Drawing broad conclusions using the CGC census information is more problematic than simply calculating the numbers. CGC counts, totals, and averages do not necessarily represent a sample of the whole comic book market. Comics which are sent to CGC have often been selected by the submitter for exceptional qualities of high grade condition, high market value, or both. By definition, the average raw comic is unlikely to be exceptional.  Another important note is that comics which have few copies on the CGC census are not necessarily rare. When a comic book has little market value, even if it is very old, there is little reason to pay for third-party professional grading and encapsulation. Comics which appear uncommon on the CGC census may be extremely common and of little value in the market. One common phrase often used with CGC graded comics is the phrase “highest graded”. According to the CGC census, the highest graded copy is rarely alone.

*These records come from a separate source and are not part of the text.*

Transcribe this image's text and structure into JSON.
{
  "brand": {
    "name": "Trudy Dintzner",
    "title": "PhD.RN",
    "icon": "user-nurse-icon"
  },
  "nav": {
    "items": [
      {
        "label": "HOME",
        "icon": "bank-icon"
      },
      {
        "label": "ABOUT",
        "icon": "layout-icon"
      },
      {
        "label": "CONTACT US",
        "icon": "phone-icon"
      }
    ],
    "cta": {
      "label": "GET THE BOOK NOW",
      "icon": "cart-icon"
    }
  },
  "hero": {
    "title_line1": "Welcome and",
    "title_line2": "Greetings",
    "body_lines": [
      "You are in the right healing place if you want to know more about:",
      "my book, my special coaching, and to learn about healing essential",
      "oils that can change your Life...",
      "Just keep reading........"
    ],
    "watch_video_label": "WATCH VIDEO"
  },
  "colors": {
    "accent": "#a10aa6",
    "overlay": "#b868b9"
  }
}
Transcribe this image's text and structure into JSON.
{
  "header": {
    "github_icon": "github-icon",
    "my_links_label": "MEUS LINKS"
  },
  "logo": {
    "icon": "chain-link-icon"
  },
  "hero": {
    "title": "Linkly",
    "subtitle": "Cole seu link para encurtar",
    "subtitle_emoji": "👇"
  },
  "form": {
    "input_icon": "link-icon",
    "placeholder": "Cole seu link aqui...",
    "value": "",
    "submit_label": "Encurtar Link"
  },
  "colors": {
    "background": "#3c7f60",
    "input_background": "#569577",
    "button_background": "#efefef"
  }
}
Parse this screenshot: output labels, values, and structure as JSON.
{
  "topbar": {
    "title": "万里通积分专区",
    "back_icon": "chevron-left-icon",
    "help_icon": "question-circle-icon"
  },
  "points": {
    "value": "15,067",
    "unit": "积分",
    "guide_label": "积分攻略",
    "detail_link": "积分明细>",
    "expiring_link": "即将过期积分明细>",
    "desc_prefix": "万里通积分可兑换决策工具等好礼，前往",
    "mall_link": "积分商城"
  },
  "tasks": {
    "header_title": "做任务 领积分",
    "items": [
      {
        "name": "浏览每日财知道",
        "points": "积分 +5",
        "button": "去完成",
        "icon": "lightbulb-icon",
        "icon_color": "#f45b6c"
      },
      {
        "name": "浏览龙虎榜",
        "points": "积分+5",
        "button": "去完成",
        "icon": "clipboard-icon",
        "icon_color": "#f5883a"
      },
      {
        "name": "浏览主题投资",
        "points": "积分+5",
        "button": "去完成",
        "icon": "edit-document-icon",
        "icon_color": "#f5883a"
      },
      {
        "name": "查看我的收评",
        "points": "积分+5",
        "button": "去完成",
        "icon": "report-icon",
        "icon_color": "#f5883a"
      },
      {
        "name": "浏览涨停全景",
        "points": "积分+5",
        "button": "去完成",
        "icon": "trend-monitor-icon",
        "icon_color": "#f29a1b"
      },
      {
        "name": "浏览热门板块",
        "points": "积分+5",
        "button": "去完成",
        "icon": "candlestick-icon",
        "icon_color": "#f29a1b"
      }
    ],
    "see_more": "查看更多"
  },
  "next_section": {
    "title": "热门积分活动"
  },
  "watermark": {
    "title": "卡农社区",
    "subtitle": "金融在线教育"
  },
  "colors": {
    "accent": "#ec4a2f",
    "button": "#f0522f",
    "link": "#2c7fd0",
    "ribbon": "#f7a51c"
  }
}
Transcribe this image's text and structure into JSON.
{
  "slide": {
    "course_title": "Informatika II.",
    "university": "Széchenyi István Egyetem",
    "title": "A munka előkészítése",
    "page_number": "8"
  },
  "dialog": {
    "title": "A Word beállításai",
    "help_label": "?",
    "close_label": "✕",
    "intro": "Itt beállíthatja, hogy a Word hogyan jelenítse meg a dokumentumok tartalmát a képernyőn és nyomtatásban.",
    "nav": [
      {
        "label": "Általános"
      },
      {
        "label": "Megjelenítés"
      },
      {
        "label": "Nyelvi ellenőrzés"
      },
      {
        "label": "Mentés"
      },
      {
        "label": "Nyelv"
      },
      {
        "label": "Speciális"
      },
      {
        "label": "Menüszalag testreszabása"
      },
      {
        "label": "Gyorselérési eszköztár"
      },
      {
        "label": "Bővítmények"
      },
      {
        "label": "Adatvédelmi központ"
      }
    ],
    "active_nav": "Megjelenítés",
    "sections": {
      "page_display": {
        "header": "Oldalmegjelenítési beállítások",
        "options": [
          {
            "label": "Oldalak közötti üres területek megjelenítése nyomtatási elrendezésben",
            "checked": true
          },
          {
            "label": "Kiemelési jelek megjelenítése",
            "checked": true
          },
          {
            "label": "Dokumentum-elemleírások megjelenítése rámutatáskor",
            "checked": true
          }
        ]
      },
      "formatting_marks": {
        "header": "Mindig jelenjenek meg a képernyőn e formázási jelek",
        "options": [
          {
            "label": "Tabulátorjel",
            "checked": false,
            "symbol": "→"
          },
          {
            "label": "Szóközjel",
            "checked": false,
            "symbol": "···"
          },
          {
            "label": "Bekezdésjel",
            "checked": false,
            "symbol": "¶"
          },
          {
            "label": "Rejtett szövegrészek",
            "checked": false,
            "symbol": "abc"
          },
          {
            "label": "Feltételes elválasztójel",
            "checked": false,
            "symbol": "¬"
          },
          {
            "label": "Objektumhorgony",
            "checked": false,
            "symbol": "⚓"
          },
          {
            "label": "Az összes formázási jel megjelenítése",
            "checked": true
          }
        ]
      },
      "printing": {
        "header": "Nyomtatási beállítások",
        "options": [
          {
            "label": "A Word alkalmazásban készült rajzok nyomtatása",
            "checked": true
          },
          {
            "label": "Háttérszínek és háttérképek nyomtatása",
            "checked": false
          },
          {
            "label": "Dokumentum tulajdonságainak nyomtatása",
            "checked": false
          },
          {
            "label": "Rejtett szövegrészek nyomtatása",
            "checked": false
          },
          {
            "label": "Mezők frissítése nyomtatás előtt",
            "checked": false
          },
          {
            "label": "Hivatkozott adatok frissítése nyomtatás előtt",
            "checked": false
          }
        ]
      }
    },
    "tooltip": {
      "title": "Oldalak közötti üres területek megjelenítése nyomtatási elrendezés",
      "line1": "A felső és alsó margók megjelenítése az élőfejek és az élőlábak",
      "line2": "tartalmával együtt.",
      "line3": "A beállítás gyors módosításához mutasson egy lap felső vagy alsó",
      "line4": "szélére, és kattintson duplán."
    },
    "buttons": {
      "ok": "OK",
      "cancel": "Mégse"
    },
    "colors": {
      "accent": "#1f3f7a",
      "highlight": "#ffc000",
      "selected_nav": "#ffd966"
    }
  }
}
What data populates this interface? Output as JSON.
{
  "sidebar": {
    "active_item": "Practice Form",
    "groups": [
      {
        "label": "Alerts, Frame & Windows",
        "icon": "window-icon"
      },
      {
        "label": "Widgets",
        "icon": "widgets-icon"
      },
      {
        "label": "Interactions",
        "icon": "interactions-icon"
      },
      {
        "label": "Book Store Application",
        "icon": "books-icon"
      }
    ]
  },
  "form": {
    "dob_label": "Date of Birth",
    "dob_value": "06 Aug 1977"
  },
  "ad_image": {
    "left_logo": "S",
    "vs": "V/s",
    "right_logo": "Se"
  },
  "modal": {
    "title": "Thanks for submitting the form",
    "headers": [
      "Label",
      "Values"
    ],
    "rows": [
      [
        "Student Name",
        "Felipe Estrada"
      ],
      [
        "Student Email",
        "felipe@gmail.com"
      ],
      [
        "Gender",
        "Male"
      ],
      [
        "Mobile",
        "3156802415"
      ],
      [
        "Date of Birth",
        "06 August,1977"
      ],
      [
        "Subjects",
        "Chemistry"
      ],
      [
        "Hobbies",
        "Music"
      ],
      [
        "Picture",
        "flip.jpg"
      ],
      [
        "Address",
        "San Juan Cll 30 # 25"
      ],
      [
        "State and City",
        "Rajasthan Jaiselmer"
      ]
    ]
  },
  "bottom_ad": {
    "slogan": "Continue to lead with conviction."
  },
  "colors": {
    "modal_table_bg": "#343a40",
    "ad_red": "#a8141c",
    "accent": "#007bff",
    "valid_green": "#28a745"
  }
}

The potential buyer for a highest graded copy should check to see if the copy is still the highest graded because more copies may be graded at any time. The buyer should also know if the highest graded copy is one of one, one of ten, or one of hundreds at the same grade. Over 25% of all CGC graded comics are also the “highest graded” for that issue. More than 1,000,000 CGC graded comics are technically the “highest graded” while fewer than 50,000 are the “single highest graded” copy with at least one lower graded copy on the CGC census. Everyone should be aware that the phrase “highest graded” rarely means “single highest graded”. Additionally, any premiums paid for the single highest graded copy of a comic book should be considered carefully, since another copy at the same grade or higher could potentially be graded tomorrow. There is also quite a bit of debate and mystery associated with the highest possible CGC grades of CGC 9.9 and CGC 10.  At the time of this writing, CGC had assigned the CGC 9.9 grade to 15,432 comics (about 1 out of every 270 comics graded) and assigned the CGC 10 grade to 3,503 comics (about 1 out of every 1,188 comics graded).  The CGC 9.9 and CGC 10 grades are overwhelmingly associated with recently-printed comic books.  80% of CGC 9.9 and 86% of CGC 10 books were printed since CGC opened to the public in 2000.  A high percentage of the remaining CGC 9.9 and CGC 10 comics were printed in the 1990s with chromium wraparound covers. It is common to point to the CGC 9.9 and CGC 10 grades (and their corresponding high prices in the market) as examples of extremes, even extreme absurdities, but it should be recognized that CGC 9.9 and CGC 10 are extremely infrequent, particularly for comics printed in the 1990s and earlier which do not feature chromium covers.  The oldest CGC 10 comic book is Kolynos Presents the White Guard #1 (1949), which was a promotional comic book for a toothpaste company. The oldest standard comic book graded CGC 10 is a copy of Thor #156 (1968). The oldest comic book graded CGC 9.9 is a copy of Zip Comics #7 (1940).  All three of the oldest CGC 9.9 and CGC 10 books listed above were graded by CGC more than 15 years ago.  For key issue comics, it is nearly universally-accepted that the three biggest superheroes in the comic book industry are Superman, Batman, and Spider-Man, so it is worth noting that CGC has graded 69 copies of Action Comics #1 (1st Superman, 1938), 68 copies of Detective Comics #27 (1st Batman, 1939), and 3,061 copies of Amazing Fantasy #15 (1st Spider-Man, 1962).  If there were unreported CGC resubmissions for copies of these (or any other) comic books, then the CGC census numbers are too high. While this means that the CGC census has errors, the actual number of CGC slabs in the market (and available for purchase) is always equal to the number reported or is even lower.  More information like this market report is available at slabdata.com, and more detailed CGC census analysis can be performed at cgcdata.com.